> [Task statement]: Find and copy each line of the records where the string "Vragenlijst" shows up.

> [Entries shown]:

-- -- --

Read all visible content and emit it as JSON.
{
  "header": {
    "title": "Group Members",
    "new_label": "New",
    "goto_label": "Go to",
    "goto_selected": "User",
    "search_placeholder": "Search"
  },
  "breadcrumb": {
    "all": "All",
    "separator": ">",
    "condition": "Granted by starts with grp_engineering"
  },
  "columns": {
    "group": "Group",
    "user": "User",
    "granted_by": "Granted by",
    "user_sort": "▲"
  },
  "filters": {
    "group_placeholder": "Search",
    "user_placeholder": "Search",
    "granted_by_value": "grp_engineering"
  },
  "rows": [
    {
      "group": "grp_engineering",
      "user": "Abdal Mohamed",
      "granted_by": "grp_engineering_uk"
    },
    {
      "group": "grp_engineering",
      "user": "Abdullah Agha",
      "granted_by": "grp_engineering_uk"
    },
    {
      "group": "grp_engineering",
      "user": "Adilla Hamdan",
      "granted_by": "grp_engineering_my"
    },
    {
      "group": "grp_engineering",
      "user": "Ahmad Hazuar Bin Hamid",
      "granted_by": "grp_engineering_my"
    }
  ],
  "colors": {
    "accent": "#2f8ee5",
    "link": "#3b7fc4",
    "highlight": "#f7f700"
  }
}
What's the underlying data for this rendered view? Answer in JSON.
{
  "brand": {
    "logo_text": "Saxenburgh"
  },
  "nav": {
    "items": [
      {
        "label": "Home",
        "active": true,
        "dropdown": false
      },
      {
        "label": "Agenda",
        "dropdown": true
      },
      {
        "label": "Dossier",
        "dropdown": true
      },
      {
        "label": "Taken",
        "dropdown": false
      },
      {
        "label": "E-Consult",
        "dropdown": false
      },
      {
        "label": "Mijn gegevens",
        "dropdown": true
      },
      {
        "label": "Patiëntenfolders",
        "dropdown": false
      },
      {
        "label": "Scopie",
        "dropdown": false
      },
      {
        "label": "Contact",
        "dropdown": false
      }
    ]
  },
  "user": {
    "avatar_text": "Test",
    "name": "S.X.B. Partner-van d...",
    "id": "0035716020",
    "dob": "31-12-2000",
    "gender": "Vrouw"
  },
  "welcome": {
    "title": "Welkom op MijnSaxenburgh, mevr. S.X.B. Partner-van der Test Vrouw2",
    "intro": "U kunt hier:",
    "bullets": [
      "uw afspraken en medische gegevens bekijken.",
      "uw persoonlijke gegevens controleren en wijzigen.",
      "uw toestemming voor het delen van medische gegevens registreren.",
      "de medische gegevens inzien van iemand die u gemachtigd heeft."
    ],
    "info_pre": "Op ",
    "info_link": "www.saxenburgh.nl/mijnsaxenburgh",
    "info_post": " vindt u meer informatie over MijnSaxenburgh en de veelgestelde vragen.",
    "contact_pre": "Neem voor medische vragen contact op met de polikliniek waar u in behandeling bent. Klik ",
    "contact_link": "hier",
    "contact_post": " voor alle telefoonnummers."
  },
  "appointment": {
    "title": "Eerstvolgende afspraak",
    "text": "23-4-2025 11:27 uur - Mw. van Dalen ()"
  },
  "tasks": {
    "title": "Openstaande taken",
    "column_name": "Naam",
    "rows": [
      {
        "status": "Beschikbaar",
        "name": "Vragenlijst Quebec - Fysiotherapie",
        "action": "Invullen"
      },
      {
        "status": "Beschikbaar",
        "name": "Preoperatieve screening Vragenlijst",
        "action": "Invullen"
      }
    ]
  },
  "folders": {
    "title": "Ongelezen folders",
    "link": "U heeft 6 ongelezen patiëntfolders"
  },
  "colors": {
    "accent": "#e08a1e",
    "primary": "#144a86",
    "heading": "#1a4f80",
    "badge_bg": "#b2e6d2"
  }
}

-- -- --

> [Written solution]:
        "name": "Vragenlijst Quebec - Fysiotherapie",
        "name": "Preoperatieve screening Vragenlijst",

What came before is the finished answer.